## [PROBLEM TO SOLVE]
Show each line of the entries below in which the word "data" appears.

Segment Open

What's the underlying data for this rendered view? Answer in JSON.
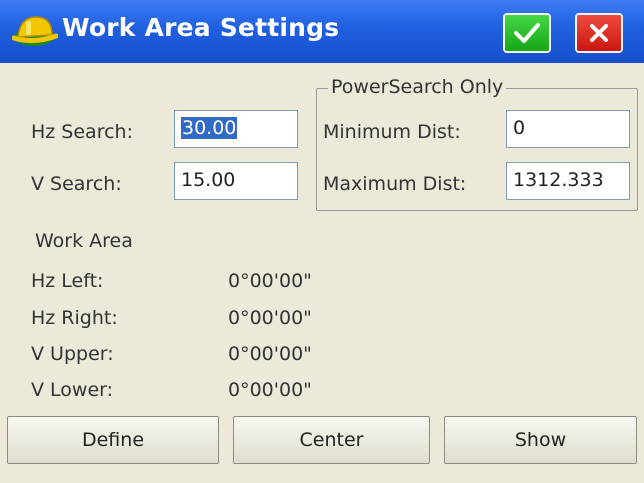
{
  "window": {
    "title": "Work Area Settings",
    "icons": {
      "app": "hardhat-icon",
      "ok": "checkmark-icon",
      "close": "close-x-icon"
    },
    "colors": {
      "titlebar": "#1f5fe0",
      "ok": "#22b322",
      "close": "#dd2417",
      "background": "#ece9d8"
    }
  },
  "search": {
    "hz_label": "Hz Search:",
    "hz_value": "30.00",
    "v_label": "V Search:",
    "v_value": "15.00"
  },
  "powersearch": {
    "title": "PowerSearch Only",
    "min_label": "Minimum Dist:",
    "min_value": "0",
    "max_label": "Maximum Dist:",
    "max_value": "1312.333"
  },
  "work_area": {
    "heading": "Work Area",
    "rows": [
      {
        "label": "Hz Left:",
        "value": "0°00'00\""
      },
      {
        "label": "Hz Right:",
        "value": "0°00'00\""
      },
      {
        "label": "V Upper:",
        "value": "0°00'00\""
      },
      {
        "label": "V Lower:",
        "value": "0°00'00\""
      }
    ]
  },
  "buttons": {
    "define": "Define",
    "center": "Center",
    "show": "Show"
  }
}
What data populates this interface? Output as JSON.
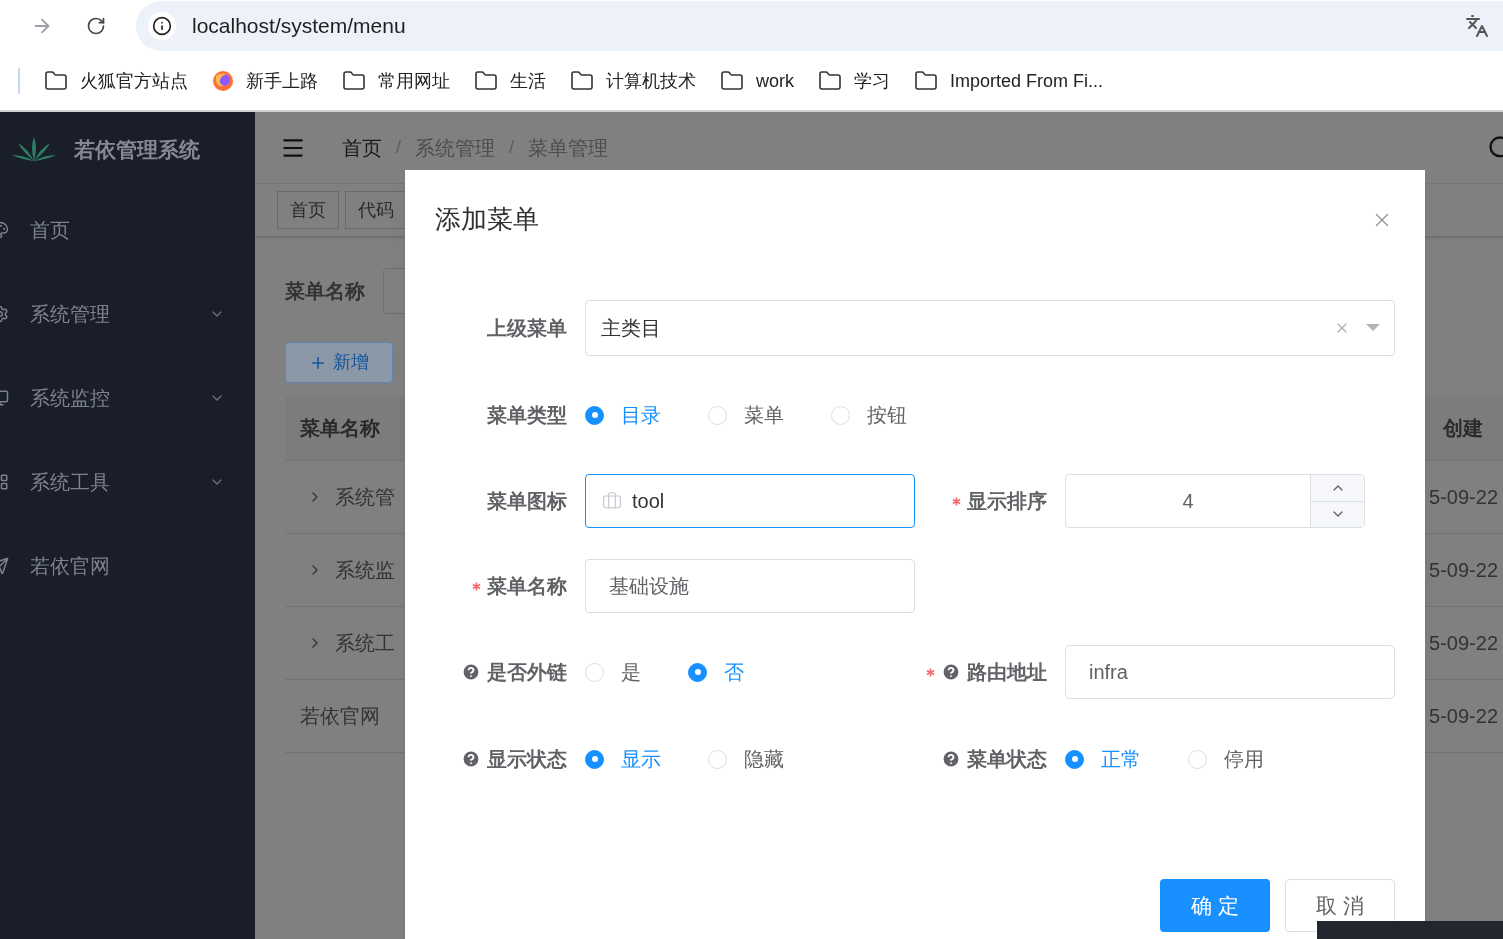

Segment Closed

## [PROBLEM SOLUTION]
What's the underlying data for this rendered view? Answer in JSON.
What data populates this interface? Output as JSON.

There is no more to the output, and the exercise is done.